(Beginning of The records)

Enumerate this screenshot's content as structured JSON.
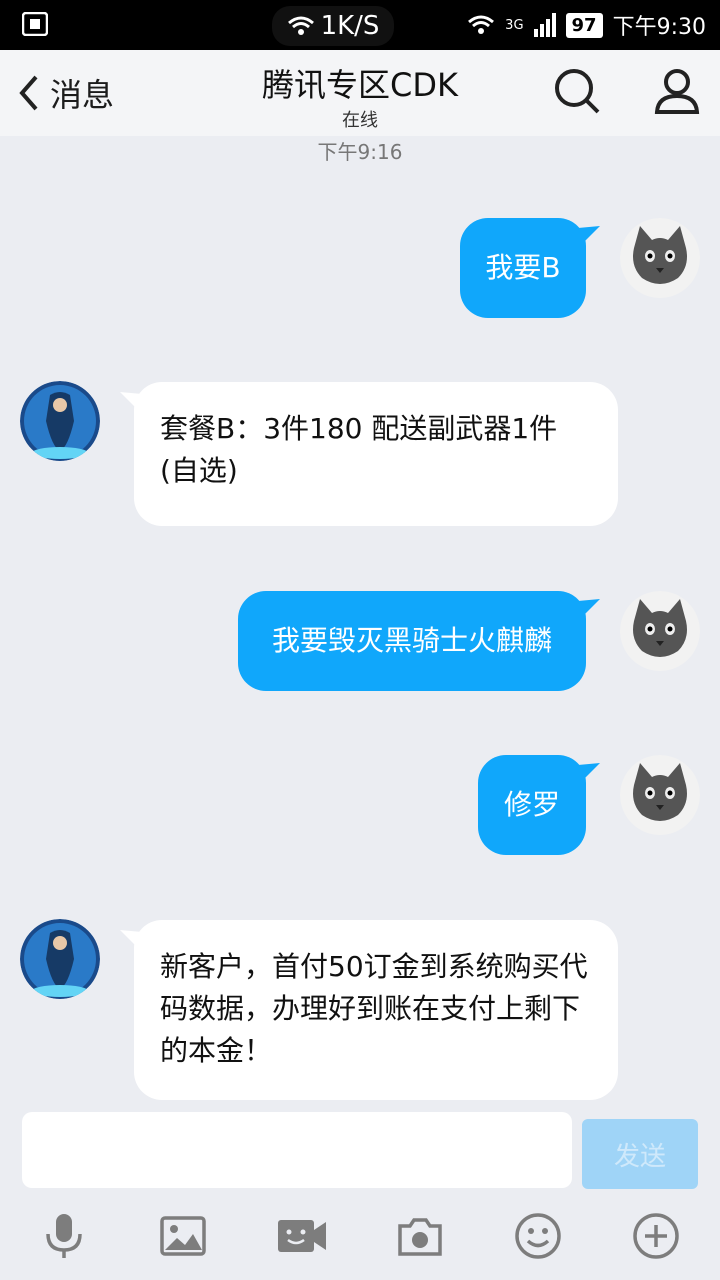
{
  "status": {
    "speed": "1K/S",
    "network": "3G",
    "battery": "97",
    "time": "下午9:30"
  },
  "header": {
    "back_label": "消息",
    "title": "腾讯专区CDK",
    "subtitle": "在线"
  },
  "timestamp": "下午9:16",
  "messages": [
    {
      "from": "me",
      "text": "我要B"
    },
    {
      "from": "them",
      "text": "套餐B：3件180  配送副武器1件(自选)"
    },
    {
      "from": "me",
      "text": "我要毁灭黑骑士火麒麟"
    },
    {
      "from": "me",
      "text": "修罗"
    },
    {
      "from": "them",
      "text": "新客户，首付50订金到系统购买代码数据，办理好到账在支付上剩下的本金！"
    }
  ],
  "composer": {
    "send_label": "发送",
    "input_value": ""
  },
  "colors": {
    "my_bubble": "#10a7fb",
    "their_bubble": "#ffffff",
    "background": "#ebedf2"
  },
  "icons": [
    "mic-icon",
    "image-icon",
    "video-call-icon",
    "camera-icon",
    "emoji-icon",
    "plus-icon"
  ]
}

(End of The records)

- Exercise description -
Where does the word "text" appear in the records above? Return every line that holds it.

- Answer to this exercise -
      "text": "我要B"
      "text": "套餐B：3件180  配送副武器1件(自选)"
      "text": "我要毁灭黑骑士火麒麟"
      "text": "修罗"
      "text": "新客户，首付50订金到系统购买代码数据，办理好到账在支付上剩下的本金！"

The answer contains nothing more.